Other factors, the bank said, were the effect of higher electricity costs and petrol prices on its overall operations.

"NCB, like most other institutions, will see an increase in operational costs resulting from the new tax on additional services, including electricity and gas. It will cost us more to provide some products and services," Belinda Williams, the bank's manager for corporate communications, said then.

The banking group, which has the largest network of branches nationwide, reported in February that total operating expenses had shot up by J$500 million in its last quarter to J$4 billion.

On the new fee schedule, a certification of balance is now J$1,100, up 36 per cent from J$810.

One of the smallest increases was for manager's cheques, which now cost J$350 per item, up nine per cent from J$320 if taken from funds in an NCB account, or J$880 per item when purchased with cash, up less than four per cent from J$850.

Local funds-transfer fees also moved from J$300 for remittances ranging up to J$10,000, to J$500 for up to J$15,000.

Under payroll services, the new charge for deposit to employees' accounts, J$300 per transaction to NCB accounts, up from J$200.

Bill payment at your ATM will no longer be free, but now costs J$10. ATM withdrawals cost J$58, up from J$37, and each transaction at a point-of-sales terminal is now J$12.10, up from J$8.61.

The charge for credit card cash advances, however, remains unchanged, except for the one-point increase in GCT.

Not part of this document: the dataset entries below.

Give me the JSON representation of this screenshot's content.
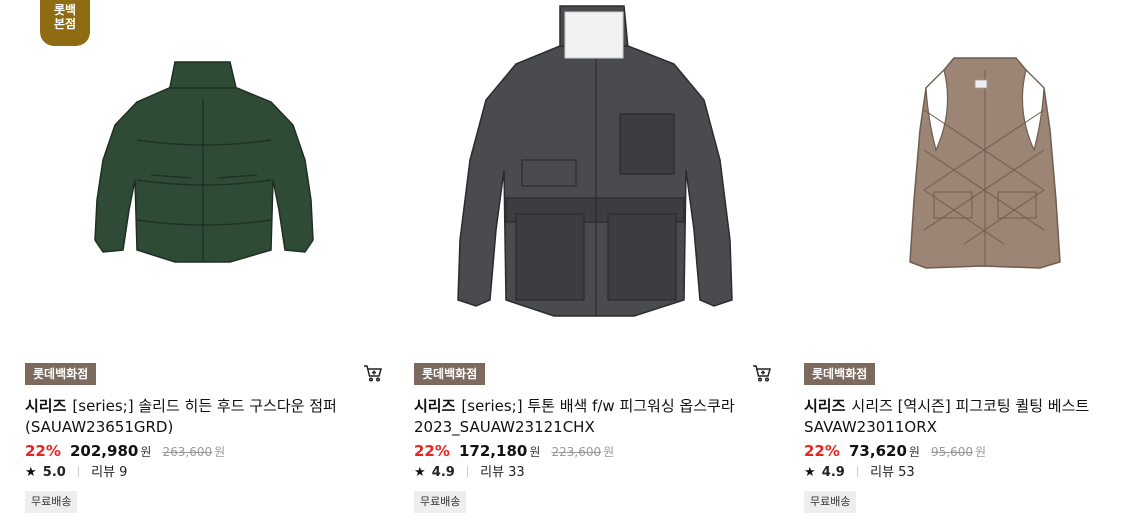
{
  "products": [
    {
      "store_badge": "롯백\n본점",
      "mall": "롯데백화점",
      "brand": "시리즈",
      "name": "[series;] 솔리드 히든 후드 구스다운 점퍼 (SAUAW23651GRD)",
      "discount": "22%",
      "price": "202,980",
      "currency": "원",
      "original_price": "263,600",
      "rating": "5.0",
      "review_label": "리뷰 9",
      "shipping": "무료배송",
      "image_color": "#2f4a35"
    },
    {
      "mall": "롯데백화점",
      "brand": "시리즈",
      "name": "[series;] 투톤 배색 f/w 피그워싱 옵스쿠라 2023_SAUAW23121CHX",
      "discount": "22%",
      "price": "172,180",
      "currency": "원",
      "original_price": "223,600",
      "rating": "4.9",
      "review_label": "리뷰 33",
      "shipping": "무료배송",
      "image_color": "#4a4b4e"
    },
    {
      "mall": "롯데백화점",
      "brand": "시리즈",
      "name": "시리즈 [역시즌] 피그코팅 퀼팅 베스트 SAVAW23011ORX",
      "discount": "22%",
      "price": "73,620",
      "currency": "원",
      "original_price": "95,600",
      "rating": "4.9",
      "review_label": "리뷰 53",
      "shipping": "무료배송",
      "image_color": "#9c8574"
    }
  ]
}
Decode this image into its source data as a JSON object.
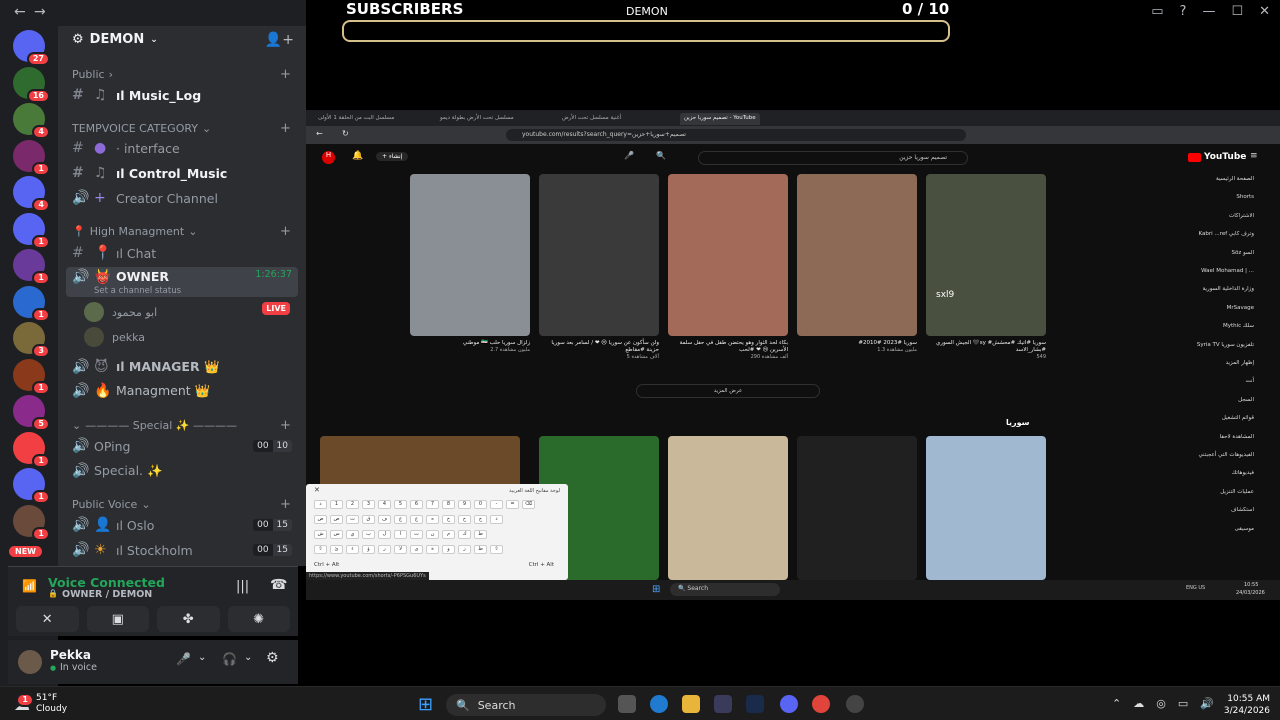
{
  "discord": {
    "server_name": "DEMON",
    "server_badges": [
      {
        "badge": "27",
        "color": "#5865f2"
      },
      {
        "badge": "16",
        "color": "#2f6b2f"
      },
      {
        "badge": "4",
        "color": "#4a7a3a"
      },
      {
        "badge": "1",
        "color": "#7a2a6a"
      },
      {
        "badge": "4",
        "color": "#5865f2"
      },
      {
        "badge": "1",
        "color": "#5865f2"
      },
      {
        "badge": "1",
        "color": "#6a3a9a"
      },
      {
        "badge": "1",
        "color": "#2a6ad0"
      },
      {
        "badge": "3",
        "color": "#7a6a3a"
      },
      {
        "badge": "1",
        "color": "#8a3a1a"
      },
      {
        "badge": "5",
        "color": "#8a2a8a"
      },
      {
        "badge": "1",
        "color": "#f23f43"
      },
      {
        "badge": "1",
        "color": "#5865f2"
      },
      {
        "badge": "1",
        "color": "#6a4a3a"
      }
    ],
    "new_label": "NEW",
    "categories": {
      "public": "Public",
      "tempvoice": "TEMPVOICE CATEGORY",
      "high": "High Managment",
      "special": "———— Special ✨ ————",
      "public_voice": "Public Voice"
    },
    "channels": {
      "music_log": "ıl Music_Log",
      "interface": "· interface",
      "control_music": "ıl Control_Music",
      "creator": "Creator Channel",
      "chat": "ıl Chat",
      "owner": "OWNER",
      "owner_status": "Set a channel status",
      "owner_timer": "1:26:37",
      "manager": "ıl MANAGER 👑",
      "managment": "Managment 👑",
      "oping": "OPing",
      "special": "Special. ✨",
      "oslo": "ıl Oslo",
      "stockholm": "ıl Stockholm"
    },
    "counts": {
      "oping": [
        "00",
        "10"
      ],
      "oslo": [
        "00",
        "15"
      ],
      "stockholm": [
        "00",
        "15"
      ]
    },
    "voice_users": {
      "user1": "ابو محمود",
      "user2": "pekka",
      "live": "LIVE"
    },
    "voice_connected": "Voice Connected",
    "voice_location": "OWNER / DEMON",
    "user_name": "Pekka",
    "user_status": "In voice"
  },
  "stream": {
    "subscribers_label": "SUBSCRIBERS",
    "channel_label": "DEMON",
    "score": "0  / 10",
    "progress": 0
  },
  "browser": {
    "tabs": [
      "مسلسل البت من الحلقة 1 الأولى",
      "مسلسل تحت الأرض بطولة ديمو",
      "أغنية مسلسل تحت الأرض",
      "تصميم سوريا حزين - YouTube"
    ],
    "url": "youtube.com/results?search_query=تصميم+سوريا+حزين",
    "search": "تصميم سوريا حزين",
    "create_label": "إنشاء",
    "yt_logo": "YouTube",
    "videos_row1": [
      {
        "title": "موطني 🇸🇾 زلزال سوريا حلب",
        "meta": "2.7 مليون مشاهدة",
        "color": "#8a8f96"
      },
      {
        "title": "ولن سأكون عن سوريا 😢 ❤ / لسامر بعد سوريا حزينة #مقاطع",
        "meta": "5 آلاف مشاهدة",
        "color": "#3a3a3a"
      },
      {
        "title": "بكاء لحد الثوار وهو يحتضن طفل في حفل سلمة الأسرين 😢 ❤ #لحب",
        "meta": "290 ألف مشاهدة",
        "color": "#a36a5a"
      },
      {
        "title": "#سوريا #2023 #2010",
        "meta": "1.3 مليون مشاهدة",
        "color": "#8c6a55"
      },
      {
        "title": "الجيش السوري 🖤sy #سوريا #اتيك #محشش #بشار_الاسد",
        "meta": "549",
        "color": "#4a5040",
        "overlay": "sxl9"
      }
    ],
    "more_label": "عرض المزيد",
    "section_title": "سوريا",
    "videos_row2_colors": [
      "#6b4a2a",
      "#2a6a2a",
      "#c9b89a",
      "#202020",
      "#a0b8d0"
    ],
    "sidebar": [
      "الصفحة الرئيسية",
      "Shorts",
      "الاشتراكات",
      "Kabri ...ref وترف كابي",
      "Söz السو",
      "Wael Mohamad | ...",
      "وزارة الداخلية السورية",
      "MrSavage",
      "Mythic سلك",
      "Syria TV تلفزيون سوريا",
      "إظهار المزيد",
      "أنت",
      "السجل",
      "قوائم التشغيل",
      "المشاهدة لاحقا",
      "الفيديوهات التي أعجبتني",
      "فيديوهاتك",
      "عمليات التنزيل",
      "استكشاف",
      "موسيقى"
    ],
    "keyboard_title": "لوحة مفاتيح اللغة العربية",
    "kbd_rows": [
      [
        "ذ",
        "1",
        "2",
        "3",
        "4",
        "5",
        "6",
        "7",
        "8",
        "9",
        "0",
        "-",
        "=",
        "⌫"
      ],
      [
        "ض",
        "ص",
        "ث",
        "ق",
        "ف",
        "غ",
        "ع",
        "ه",
        "خ",
        "ح",
        "ج",
        "د"
      ],
      [
        "ش",
        "س",
        "ي",
        "ب",
        "ل",
        "ا",
        "ت",
        "ن",
        "م",
        "ك",
        "ط"
      ],
      [
        "⇧",
        "ئ",
        "ء",
        "ؤ",
        "ر",
        "لا",
        "ى",
        "ة",
        "و",
        "ز",
        "ظ",
        "⇧"
      ]
    ],
    "kbd_ctrl_left": "Ctrl + Alt",
    "kbd_ctrl_right": "Ctrl + Alt",
    "status_url": "https://www.youtube.com/shorts/-P6PSGu6UYs",
    "inner_search": "Search",
    "inner_clock_time": "10:55",
    "inner_clock_date": "24/03/2026",
    "inner_lang": "ENG US"
  },
  "taskbar": {
    "temp": "51°F",
    "cond": "Cloudy",
    "weather_badge": "1",
    "search": "Search",
    "time": "10:55 AM",
    "date": "3/24/2026"
  }
}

Meanwhile, specials are being offered to NCB Gold Club members, Midas cardholders and small-business clients, including discounts on manager's cheques, standing orders and safety deposit boxes. SMEs can, on request, access free payroll services, free cheques, special service-charge waivers and discounts on standing instructions.

Record net profit

Last year, NCB collected J$6.3 billion in fees and commission income but spent only J$1.4 billion on their collection, to net J$4.96 billion.

It, therefore, retained about 78 cents of each dollar spent by clients and customers to consume the bank's services.

Fees contributed close to half of the record J$10.2 billion in net profit made by the bank.

But with profits affected last quarter by a mix of one-off payouts and lower income from segments, such as insurance premiums, NCB Chief Executive Patrick Hylton is promising more aggressive income generation and cost cutting to preserve the eight-year profit surge.

The bank is also bracing for a drop in investment income consequent on the Government's debt-exchange programme.

Williams maintained in February that NCB's fees had been found by an August 2009 survey by the Consumer Affairs Commission to be competitive, compared with other commercial banks.

"Any resulting increase in fees will see us remaining competitively positioned in the market," she said.